The effects of the crisis have hit the most financially vulnerable the hardest: young people without job security, women and small business employees, particularly in the worst affected sectors.

Inequality, as measured by the Gini index2, is now greater than in the early 1990s in many advanced economies and emerging countries.

Possibilities such as working from home favoured categories with higher education levels, better access to technologies and the availability of digital tools and connectivity networks.

Like distance learning for schoolchildren, the possibility of working from home represents a big step forward. According to the School of Management’s Smart Working Observatory of the Milan Polytechnic University, 6.58 million workers worked from home in 2020, involving 97% of large businesses, 94% of the public administrations and 58% of SMEs.

The combination of this rapid revolution of the world of work and the challenge of managing children and their education during the prolonged school closures which took place in almost all countries around the globe deserves particular attention.
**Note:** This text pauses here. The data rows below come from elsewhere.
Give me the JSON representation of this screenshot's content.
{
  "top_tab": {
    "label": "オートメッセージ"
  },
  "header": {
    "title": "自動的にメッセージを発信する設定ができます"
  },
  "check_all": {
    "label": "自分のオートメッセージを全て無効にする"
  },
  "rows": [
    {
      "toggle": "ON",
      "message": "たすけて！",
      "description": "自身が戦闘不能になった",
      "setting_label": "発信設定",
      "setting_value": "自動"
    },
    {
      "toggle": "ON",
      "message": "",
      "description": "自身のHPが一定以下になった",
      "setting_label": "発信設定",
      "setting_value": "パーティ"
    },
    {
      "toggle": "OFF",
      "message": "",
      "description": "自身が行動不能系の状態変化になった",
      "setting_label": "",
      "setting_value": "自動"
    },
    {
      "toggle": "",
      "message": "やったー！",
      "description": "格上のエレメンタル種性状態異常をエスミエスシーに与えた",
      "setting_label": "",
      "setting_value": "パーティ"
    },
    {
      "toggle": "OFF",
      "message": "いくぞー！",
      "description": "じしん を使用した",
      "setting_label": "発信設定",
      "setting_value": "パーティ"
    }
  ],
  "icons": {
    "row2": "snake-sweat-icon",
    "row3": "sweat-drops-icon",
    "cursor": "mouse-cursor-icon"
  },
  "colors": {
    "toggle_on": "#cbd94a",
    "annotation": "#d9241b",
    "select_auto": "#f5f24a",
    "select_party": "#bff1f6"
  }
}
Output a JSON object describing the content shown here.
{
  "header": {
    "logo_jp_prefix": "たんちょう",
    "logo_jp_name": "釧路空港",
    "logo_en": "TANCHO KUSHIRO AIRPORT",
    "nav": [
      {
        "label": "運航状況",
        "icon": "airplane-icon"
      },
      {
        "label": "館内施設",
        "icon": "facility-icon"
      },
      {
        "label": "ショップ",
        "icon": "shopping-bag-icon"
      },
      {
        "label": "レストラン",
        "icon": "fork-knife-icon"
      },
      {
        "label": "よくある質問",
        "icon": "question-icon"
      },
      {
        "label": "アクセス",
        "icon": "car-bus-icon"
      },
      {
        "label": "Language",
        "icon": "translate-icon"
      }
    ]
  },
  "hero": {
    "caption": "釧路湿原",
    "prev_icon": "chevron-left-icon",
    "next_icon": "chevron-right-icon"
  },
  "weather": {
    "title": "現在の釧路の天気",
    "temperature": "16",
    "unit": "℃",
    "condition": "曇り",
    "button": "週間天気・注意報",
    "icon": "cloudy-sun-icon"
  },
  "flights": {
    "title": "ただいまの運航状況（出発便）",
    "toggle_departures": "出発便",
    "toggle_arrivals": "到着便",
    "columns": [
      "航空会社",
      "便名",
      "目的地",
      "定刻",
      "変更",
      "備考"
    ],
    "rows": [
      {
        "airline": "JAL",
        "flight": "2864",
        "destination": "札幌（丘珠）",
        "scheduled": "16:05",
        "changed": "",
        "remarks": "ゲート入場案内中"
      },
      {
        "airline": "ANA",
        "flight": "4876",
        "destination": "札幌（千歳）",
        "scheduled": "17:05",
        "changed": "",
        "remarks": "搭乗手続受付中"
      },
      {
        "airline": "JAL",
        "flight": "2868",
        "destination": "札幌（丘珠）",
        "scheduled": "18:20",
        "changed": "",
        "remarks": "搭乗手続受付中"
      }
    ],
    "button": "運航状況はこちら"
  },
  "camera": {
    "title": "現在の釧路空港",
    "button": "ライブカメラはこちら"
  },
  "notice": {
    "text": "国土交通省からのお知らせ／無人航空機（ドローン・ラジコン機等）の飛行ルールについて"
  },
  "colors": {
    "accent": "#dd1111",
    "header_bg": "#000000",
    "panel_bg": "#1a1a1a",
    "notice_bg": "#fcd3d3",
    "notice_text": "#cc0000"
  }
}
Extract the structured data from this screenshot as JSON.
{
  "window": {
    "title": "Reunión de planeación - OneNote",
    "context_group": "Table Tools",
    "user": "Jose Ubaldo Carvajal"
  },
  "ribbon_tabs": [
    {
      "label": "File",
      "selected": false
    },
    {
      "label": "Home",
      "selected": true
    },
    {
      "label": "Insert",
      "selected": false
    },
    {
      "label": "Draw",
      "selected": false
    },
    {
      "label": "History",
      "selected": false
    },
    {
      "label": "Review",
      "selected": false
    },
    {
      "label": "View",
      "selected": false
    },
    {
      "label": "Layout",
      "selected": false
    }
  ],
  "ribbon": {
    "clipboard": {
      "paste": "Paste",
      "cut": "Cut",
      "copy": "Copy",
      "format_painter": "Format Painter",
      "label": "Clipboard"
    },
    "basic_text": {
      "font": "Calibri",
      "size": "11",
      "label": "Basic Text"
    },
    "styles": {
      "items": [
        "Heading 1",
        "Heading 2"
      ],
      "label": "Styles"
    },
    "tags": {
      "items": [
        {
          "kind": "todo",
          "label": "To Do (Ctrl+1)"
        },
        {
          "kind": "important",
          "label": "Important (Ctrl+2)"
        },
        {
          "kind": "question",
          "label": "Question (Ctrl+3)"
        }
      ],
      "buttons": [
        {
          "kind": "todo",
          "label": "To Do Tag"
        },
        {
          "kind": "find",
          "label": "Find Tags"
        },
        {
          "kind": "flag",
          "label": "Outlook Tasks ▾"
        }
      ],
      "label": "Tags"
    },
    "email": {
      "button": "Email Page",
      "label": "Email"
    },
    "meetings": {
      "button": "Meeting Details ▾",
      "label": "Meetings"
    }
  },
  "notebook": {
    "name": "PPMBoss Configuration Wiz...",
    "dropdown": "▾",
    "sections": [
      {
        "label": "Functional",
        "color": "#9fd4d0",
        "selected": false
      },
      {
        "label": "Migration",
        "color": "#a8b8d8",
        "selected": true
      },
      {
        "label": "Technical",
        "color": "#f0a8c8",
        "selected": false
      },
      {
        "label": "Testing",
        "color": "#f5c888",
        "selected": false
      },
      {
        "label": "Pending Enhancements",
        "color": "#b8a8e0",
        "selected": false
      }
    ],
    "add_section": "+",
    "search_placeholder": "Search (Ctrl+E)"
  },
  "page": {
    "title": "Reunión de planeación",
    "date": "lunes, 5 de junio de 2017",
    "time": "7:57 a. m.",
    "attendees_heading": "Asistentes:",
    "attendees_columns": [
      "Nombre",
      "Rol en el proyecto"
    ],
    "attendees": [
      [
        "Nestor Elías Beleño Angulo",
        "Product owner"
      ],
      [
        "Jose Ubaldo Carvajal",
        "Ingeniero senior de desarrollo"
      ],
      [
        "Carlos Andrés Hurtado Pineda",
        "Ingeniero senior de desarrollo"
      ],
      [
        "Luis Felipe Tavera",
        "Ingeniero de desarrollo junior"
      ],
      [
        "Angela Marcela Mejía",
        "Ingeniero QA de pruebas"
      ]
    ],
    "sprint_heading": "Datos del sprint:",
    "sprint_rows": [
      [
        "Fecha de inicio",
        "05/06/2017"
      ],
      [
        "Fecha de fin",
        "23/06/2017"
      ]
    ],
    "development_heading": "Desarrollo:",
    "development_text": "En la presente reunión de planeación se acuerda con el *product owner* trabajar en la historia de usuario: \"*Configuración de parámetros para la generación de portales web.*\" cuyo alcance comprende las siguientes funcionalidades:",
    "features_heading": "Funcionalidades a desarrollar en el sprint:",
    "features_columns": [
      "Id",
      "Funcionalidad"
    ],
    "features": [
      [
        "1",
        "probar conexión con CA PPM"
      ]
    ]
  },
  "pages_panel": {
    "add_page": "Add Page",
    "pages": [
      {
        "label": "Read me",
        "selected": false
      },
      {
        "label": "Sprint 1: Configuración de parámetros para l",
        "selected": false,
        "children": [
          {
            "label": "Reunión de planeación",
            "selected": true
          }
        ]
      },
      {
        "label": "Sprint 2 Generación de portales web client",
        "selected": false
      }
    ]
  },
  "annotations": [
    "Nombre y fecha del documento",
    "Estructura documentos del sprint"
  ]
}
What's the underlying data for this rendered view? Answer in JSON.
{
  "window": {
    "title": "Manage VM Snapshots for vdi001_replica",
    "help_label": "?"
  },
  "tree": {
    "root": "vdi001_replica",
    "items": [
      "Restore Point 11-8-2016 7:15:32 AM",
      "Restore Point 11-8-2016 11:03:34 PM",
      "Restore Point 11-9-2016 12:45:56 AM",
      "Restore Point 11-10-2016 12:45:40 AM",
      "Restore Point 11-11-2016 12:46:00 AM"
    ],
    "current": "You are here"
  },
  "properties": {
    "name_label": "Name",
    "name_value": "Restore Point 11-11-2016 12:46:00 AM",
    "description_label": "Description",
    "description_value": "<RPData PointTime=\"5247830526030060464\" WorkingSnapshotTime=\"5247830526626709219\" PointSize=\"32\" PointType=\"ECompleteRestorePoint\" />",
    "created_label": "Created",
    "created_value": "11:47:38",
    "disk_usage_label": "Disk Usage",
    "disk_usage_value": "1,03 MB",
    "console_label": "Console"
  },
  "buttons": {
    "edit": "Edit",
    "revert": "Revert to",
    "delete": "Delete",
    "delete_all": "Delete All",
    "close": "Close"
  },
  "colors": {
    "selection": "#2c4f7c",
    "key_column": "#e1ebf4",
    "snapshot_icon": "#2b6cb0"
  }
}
According to UNESCO, around 1.6 million school and university students of all ages were affected by this phenomenon.

For children, the interruption to their schooling meant missing out on the opportunity to learn, and was more pronounced in families where poverty and disadvantage go hand in hand with the unavailability of the right tools and parental inability to bridge the educational gap.

In some cases, school closures also meant depriving children of nourishment and access to a healthy environment, as in many countries or in disadvantaged areas in advanced economies, schools provide free meals for low-income families.

Not going to school also exposes these children to greater risks of violence and exploitation, particularly in poorer countries3.

The closures will probably have long-term economic and social effects unless the opportunities offered by the overhaul of economic policies are seized, so as to restore an adequate accumulation of human capital.

In the absence of adequate measures, inadequate school achievement or irregular attendance lead to lower lifetime income which, although not comprehensive, is an accessible gauge of prosperity.

  1. IMF, Fiscal Monitor, World Bank, October 2020, (Box 1.2). 

  2. Gini index 

  3. Korhoyah, Wreh, 2015, UNDP 2015, UNESCO 2020